In this new world, employees want to know on a regular basis how they are performing and how they can improve themselves. 360 feedback is a way to provide actionable feedback to employees and give them concrete insights about their contributions to an organization.
It’s a performance evaluation tool that solicits feedback from coworkers, managers and direct reports (if applicable) to an employee. The goal is to allow the employee to get a full picture of their performance from various perspectives.
It’s a well-known method that companies around the world are using to evaluate their employees’ performance. But one of the most common questions that often comes to mind when launching a 360 review cycle is whether you should hide the identity of those who are leaving feedback.
Anonymous 360 feedback can allow ill-intentioned employees to anonymously bully colleagues they may not like or feel competitive with. But non-anonymous 360 reviews don’t allow employees to be honest in their feedback if they don’t want to hurt their colleagues or their manager.
As an HR administrator, it can be intimidating deciding between these options when you understand their downsides. So in this article you’ll find enough information (benefits, downsides, tips) to decide if your next 360 feedback cycle should be anonymous or not.
Benefits of anonymous 360 feedback
Anonymous 360 review gives the employee freedom to share constructive feedback. Indeed, some people may fear that the recipient will be harmed by their comments and take them as criticism. For this reason, they may keep their wording and miss the chance to provide useful feedback.
Managers don’t have this problem because it’s their job to guide their team in the right direction and ensure each team member is productive. But it’s 10 times more complicated for the employee to openly criticize their boss. As a result, their feedback is censored and worthless.
When the feedback is honest and non-anonymous, it can lead to problems in the workspace. Managers would not appreciate receiving criticism from their direct report, they may become obsessed with it and it can ruin their relationships. People are sensitive, and they may take feedback personally or judge the person giving the feedback.
That’s why, in order to maintain healthy working relationships in their organization through honest feedback, companies prefer anonymous 360 feedback. But there are also some drawbacks when reviewers are freed from responsibility for their words.
The problem with anonymous feedback
Even in a healthy work environment, people can be rude when they know their identity is protected. Think of people’s words on the internet or in traffic confrontations. When people can hide behind anonymity, they are more likely to be unkind. And if employees had clashed with each other before, they could take advantage of the anonymous feedback to sabotage the recipient’s work.
Anonymous feedback can impact the morale of the recipient. People find themselves constantly trying to guess the author of the negative feedback. They are hurt, upset or confused, and they even can’t argue. They may become unmotivated to do their job effectively and be suspicious of their colleagues. Also, the feedback they receive is useless because if they want more details they can’t ask anyone as it’s anonymous.
Lastly but not the least, it goes against open feedback culture.
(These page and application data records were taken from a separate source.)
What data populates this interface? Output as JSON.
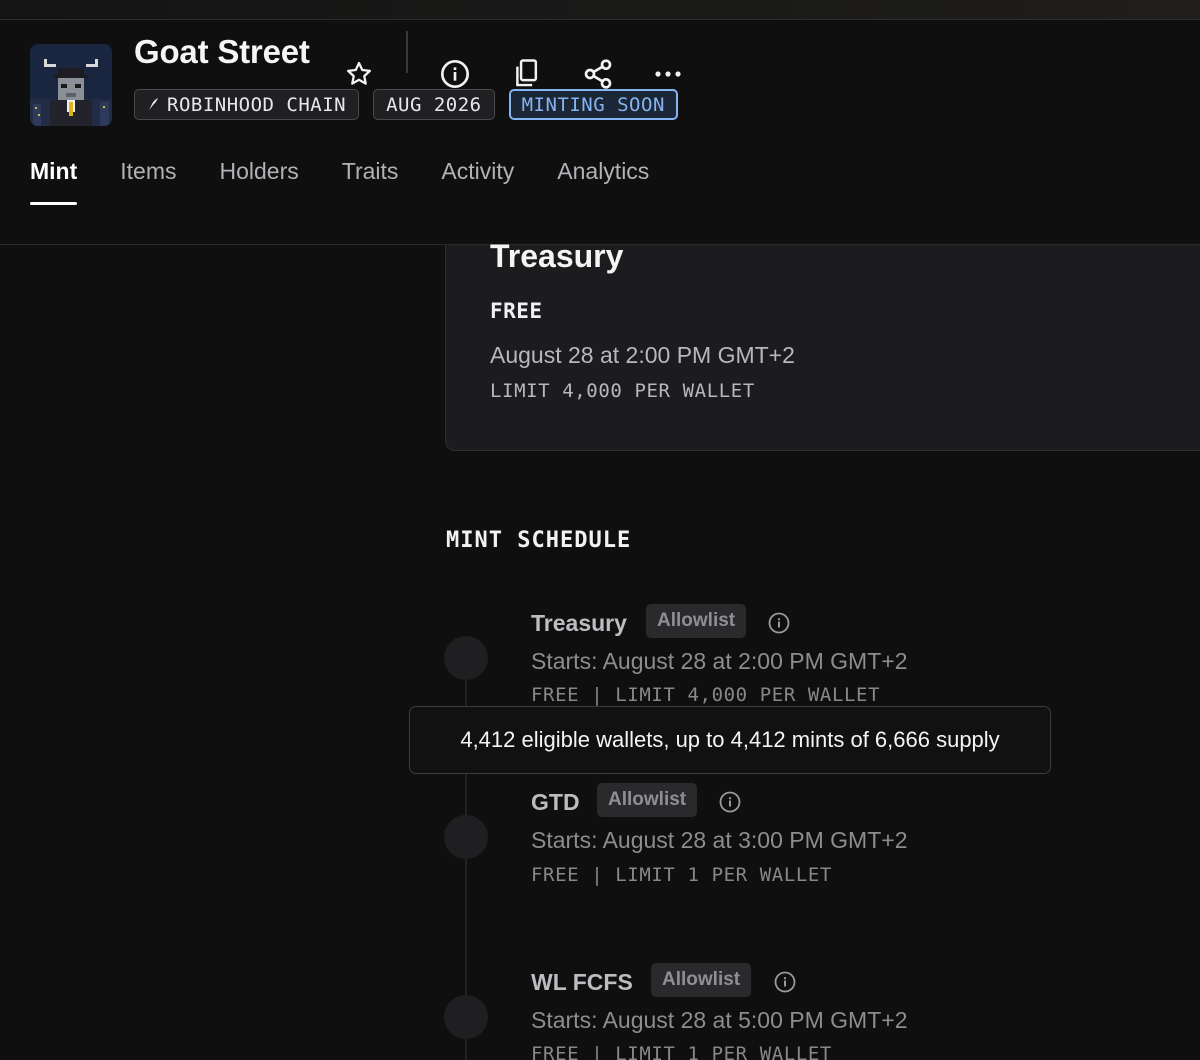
{
  "collection": {
    "title": "Goat Street",
    "badges": [
      {
        "label": "ROBINHOOD CHAIN",
        "icon": "feather-icon"
      },
      {
        "label": "AUG 2026"
      },
      {
        "label": "MINTING SOON",
        "accent": "#86b4f0"
      }
    ]
  },
  "header_actions": [
    "favorite-star-icon",
    "info-icon",
    "copy-icon",
    "share-icon",
    "more-icon"
  ],
  "tabs": [
    {
      "label": "Mint",
      "active": true
    },
    {
      "label": "Items"
    },
    {
      "label": "Holders"
    },
    {
      "label": "Traits"
    },
    {
      "label": "Activity"
    },
    {
      "label": "Analytics"
    }
  ],
  "current_phase": {
    "name": "Treasury",
    "price": "FREE",
    "date": "August 28 at 2:00 PM GMT+2",
    "limit": "LIMIT 4,000 PER WALLET"
  },
  "schedule": {
    "title": "MINT SCHEDULE",
    "phases": [
      {
        "name": "Treasury",
        "tag": "Allowlist",
        "start": "Starts: August 28 at 2:00 PM GMT+2",
        "meta": "FREE | LIMIT 4,000 PER WALLET"
      },
      {
        "name": "GTD",
        "tag": "Allowlist",
        "start": "Starts: August 28 at 3:00 PM GMT+2",
        "meta": "FREE | LIMIT 1 PER WALLET"
      },
      {
        "name": "WL FCFS",
        "tag": "Allowlist",
        "start": "Starts: August 28 at 5:00 PM GMT+2",
        "meta": "FREE | LIMIT 1 PER WALLET"
      }
    ]
  },
  "tooltip": {
    "text": "4,412 eligible wallets, up to 4,412 mints of 6,666 supply"
  },
  "colors": {
    "background": "#0f0f10",
    "card": "#1c1c1e",
    "accent": "#86b4f0"
  }
}
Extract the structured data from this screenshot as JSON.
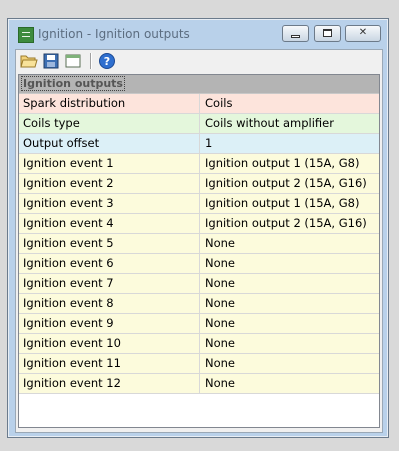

Anonymous 360 feedback sends the message to employees that they need to be protected by anonymity when they want to speak openly. As if giving feedback without anonymity is dangerous or forbidden. This is against feedback culture and there are plenty of benefits with this approach.
Tips to overcome the challenges with anonymous review
If your team prefers anonymous feedback, even if it has its downsides, there are different ways to minimize it. Here are some tips you can take to experience the advantages of anonymous reviews without its bad effect.
- Encourage employees to share constructive and actionable feedback
- Encourage employees to provide specific examples to support their feedback
- Avoid creating a competitive work environment and make important decisions (promotion, praise) based only on 360 reviews. Your employees would feel they have to defend their position by not helping or sabotaging their colleagues.
- Avoid anonymous feedback between your manager and direct subordinates to encourage open dialogue
- Make sure, even if the receiver doesn’t know the identity of their reviewer, their manager should know the reviewers’ identity. People would not pursue ulterior motives and would be more honest.
Benefits of transparency in 360 feedback
Even if there are some ways to minimize anonymous 360 feedback effects, we strongly suggest you to opt for transparency culture. Here’s why:
Non-anonymous feedback promotes accountability
Accountability eliminates toxic comments that can damage a colleague’s reputation. When you make people accountable for their feedback, you teach them to increase their level of professionalism and constructiveness.
Non-anonymous feedback encourages ongoing trust
Clarify to employees that there won’t be any negative consequences of open feedback encourage them to give more. It improves honesty and develops closer relationships. They can go home on Friday trusting their colleagues and manager have kept them updated on their performance.
Non-anonymous feedback is more actionable and valuable
When employees know they can be transparent, they can provide specific examples of their feedback. Employees have also the opportunity to ask more details about the feedback they receive as the feedback is not anonymous.